What the task requires:
Throughout the records below, find each line holding "crystal" and copy it.

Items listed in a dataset
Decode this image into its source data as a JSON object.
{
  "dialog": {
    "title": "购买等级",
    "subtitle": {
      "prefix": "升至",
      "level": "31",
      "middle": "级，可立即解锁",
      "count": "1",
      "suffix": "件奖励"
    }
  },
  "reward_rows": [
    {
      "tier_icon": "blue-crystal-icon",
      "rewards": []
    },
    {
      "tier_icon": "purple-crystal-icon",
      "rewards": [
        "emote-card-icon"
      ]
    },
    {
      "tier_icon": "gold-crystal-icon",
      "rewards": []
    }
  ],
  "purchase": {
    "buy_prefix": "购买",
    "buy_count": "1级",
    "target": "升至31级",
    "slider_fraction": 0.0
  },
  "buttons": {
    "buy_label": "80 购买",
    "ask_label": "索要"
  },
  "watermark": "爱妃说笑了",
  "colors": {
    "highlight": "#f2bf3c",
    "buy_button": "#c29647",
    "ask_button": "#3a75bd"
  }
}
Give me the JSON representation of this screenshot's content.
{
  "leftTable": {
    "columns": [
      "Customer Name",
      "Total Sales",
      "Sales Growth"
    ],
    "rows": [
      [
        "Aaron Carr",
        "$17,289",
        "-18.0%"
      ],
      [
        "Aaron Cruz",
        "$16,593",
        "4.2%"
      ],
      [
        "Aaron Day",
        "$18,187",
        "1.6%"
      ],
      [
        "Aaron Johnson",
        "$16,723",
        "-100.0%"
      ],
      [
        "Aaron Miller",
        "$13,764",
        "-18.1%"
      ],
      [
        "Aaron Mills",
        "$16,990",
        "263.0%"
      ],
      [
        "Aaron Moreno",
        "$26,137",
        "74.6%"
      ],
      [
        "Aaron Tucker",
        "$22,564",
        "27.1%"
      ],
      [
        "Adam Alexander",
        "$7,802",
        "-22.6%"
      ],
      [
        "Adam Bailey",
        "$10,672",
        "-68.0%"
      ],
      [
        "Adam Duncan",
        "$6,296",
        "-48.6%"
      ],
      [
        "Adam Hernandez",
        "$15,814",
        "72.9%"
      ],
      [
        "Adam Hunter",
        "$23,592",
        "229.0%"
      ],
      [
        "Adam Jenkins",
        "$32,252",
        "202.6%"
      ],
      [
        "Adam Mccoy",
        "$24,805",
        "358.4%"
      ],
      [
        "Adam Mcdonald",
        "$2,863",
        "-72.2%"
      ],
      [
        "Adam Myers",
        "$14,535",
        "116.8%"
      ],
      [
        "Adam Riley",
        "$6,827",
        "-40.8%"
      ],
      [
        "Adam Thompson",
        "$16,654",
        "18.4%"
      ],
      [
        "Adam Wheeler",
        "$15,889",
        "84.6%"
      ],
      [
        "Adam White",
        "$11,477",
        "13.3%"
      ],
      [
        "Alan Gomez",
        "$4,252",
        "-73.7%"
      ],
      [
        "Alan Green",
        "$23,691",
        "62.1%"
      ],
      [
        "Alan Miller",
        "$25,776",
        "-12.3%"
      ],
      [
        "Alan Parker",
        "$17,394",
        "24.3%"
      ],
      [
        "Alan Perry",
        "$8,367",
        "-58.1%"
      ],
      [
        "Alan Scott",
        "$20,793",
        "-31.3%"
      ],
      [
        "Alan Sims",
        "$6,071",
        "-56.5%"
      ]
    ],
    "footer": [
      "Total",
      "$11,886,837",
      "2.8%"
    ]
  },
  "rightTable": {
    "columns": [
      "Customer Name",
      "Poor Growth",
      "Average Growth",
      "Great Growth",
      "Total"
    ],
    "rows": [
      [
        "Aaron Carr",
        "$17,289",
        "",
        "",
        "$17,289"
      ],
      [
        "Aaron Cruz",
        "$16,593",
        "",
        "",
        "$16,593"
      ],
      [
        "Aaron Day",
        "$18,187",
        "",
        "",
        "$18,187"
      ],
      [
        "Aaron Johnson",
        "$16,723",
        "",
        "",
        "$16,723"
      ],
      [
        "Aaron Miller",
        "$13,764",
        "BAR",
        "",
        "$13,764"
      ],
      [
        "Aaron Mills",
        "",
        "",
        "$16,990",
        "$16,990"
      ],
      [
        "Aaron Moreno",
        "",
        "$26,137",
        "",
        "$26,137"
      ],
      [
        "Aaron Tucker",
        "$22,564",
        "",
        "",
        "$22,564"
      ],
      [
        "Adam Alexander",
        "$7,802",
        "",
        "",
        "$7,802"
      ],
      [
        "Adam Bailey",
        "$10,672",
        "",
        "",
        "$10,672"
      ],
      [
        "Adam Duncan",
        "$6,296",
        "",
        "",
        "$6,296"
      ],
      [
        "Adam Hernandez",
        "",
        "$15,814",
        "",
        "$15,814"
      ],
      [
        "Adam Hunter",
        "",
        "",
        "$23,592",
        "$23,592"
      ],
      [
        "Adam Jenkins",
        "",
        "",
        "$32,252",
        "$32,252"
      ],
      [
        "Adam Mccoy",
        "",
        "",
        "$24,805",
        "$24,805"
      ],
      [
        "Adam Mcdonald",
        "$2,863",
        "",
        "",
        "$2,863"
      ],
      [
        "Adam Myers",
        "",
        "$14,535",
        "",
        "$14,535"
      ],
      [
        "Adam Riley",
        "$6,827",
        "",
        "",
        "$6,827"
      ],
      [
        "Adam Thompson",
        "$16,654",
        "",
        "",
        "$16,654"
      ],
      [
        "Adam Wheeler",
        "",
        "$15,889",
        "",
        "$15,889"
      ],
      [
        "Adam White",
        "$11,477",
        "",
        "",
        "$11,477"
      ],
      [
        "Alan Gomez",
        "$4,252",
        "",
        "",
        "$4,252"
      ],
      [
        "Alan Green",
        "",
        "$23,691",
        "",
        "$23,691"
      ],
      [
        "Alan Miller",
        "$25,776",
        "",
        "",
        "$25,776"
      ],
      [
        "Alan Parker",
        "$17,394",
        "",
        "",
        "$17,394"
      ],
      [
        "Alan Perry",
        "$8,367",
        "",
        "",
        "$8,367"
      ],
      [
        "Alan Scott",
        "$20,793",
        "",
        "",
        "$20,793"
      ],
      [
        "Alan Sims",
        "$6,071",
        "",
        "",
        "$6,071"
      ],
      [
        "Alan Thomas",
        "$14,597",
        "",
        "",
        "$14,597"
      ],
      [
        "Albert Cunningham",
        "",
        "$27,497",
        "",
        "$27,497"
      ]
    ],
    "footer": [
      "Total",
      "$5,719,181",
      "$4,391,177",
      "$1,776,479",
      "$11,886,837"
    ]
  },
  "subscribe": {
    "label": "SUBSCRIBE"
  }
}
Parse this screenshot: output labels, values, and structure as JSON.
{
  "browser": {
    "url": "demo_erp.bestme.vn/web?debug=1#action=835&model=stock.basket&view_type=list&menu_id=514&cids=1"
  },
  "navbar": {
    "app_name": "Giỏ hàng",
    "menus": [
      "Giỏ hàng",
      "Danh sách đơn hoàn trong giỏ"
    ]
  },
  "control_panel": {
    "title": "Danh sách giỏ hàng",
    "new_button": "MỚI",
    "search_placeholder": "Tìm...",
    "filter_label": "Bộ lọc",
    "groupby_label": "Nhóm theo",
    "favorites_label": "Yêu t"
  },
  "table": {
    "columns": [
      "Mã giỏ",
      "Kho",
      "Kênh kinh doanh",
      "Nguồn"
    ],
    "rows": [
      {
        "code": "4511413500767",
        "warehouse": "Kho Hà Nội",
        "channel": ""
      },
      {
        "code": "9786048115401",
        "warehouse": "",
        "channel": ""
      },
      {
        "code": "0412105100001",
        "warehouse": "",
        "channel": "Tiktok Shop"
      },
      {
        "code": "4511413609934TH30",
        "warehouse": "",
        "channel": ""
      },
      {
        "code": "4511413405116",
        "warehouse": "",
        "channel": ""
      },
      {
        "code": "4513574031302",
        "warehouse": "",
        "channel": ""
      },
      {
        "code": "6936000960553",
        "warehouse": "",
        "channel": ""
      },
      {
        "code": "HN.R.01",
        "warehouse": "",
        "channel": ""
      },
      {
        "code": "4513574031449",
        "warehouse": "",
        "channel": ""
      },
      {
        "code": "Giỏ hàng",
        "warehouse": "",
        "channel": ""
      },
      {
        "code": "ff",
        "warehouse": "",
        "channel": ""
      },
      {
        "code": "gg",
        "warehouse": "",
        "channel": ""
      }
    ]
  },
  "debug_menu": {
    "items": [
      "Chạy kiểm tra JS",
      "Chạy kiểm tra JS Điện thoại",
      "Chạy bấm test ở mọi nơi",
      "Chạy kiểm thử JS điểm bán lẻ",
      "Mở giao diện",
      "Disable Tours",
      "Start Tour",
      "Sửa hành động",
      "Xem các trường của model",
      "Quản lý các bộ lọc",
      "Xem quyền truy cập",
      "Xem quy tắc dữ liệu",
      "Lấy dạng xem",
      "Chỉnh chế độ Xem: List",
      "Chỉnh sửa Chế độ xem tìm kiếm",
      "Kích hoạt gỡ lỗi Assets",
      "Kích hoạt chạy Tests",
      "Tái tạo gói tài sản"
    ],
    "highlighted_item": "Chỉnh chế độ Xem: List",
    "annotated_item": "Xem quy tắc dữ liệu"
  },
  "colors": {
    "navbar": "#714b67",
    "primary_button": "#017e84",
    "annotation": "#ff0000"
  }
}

Result:
      "tier_icon": "blue-crystal-icon",
      "tier_icon": "purple-crystal-icon",
      "tier_icon": "gold-crystal-icon",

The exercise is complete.